### DATA SHOWN
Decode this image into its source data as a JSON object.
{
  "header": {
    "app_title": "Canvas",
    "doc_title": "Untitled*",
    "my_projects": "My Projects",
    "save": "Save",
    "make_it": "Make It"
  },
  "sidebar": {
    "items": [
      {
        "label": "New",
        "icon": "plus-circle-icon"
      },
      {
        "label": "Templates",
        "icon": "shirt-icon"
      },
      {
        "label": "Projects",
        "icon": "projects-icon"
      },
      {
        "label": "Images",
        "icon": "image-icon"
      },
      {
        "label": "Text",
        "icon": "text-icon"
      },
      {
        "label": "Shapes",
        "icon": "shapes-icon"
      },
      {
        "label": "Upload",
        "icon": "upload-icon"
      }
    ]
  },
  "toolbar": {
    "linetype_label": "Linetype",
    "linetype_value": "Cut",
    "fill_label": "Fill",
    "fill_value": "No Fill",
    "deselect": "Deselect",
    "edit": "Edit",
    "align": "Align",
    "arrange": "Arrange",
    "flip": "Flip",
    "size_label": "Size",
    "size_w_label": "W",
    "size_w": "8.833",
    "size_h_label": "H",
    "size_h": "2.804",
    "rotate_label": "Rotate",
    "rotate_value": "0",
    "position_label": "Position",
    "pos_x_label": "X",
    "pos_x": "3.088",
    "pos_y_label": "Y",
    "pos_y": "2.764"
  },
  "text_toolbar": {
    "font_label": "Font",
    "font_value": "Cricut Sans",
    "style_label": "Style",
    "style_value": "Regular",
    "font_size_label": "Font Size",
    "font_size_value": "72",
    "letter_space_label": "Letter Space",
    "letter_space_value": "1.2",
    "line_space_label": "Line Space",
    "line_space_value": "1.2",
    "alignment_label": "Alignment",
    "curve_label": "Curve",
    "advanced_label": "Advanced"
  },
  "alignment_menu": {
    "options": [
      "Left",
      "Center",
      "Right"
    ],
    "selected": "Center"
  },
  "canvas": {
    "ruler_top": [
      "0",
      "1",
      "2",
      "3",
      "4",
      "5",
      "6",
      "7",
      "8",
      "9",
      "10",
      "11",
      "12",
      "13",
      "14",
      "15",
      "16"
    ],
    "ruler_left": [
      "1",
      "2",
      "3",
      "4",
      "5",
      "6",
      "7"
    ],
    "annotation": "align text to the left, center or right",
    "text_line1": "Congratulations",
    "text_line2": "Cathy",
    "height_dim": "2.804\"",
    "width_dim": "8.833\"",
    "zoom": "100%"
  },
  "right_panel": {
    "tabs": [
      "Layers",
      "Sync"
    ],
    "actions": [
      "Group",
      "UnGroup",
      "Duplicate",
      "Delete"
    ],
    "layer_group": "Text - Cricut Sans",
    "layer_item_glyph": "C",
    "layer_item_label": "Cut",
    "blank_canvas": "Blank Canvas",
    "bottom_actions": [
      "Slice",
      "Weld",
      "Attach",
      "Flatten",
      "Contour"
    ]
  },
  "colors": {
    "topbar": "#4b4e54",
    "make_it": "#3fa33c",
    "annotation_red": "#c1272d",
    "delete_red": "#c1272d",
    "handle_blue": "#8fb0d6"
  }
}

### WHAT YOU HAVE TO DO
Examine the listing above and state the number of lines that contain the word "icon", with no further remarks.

### ANSWER
7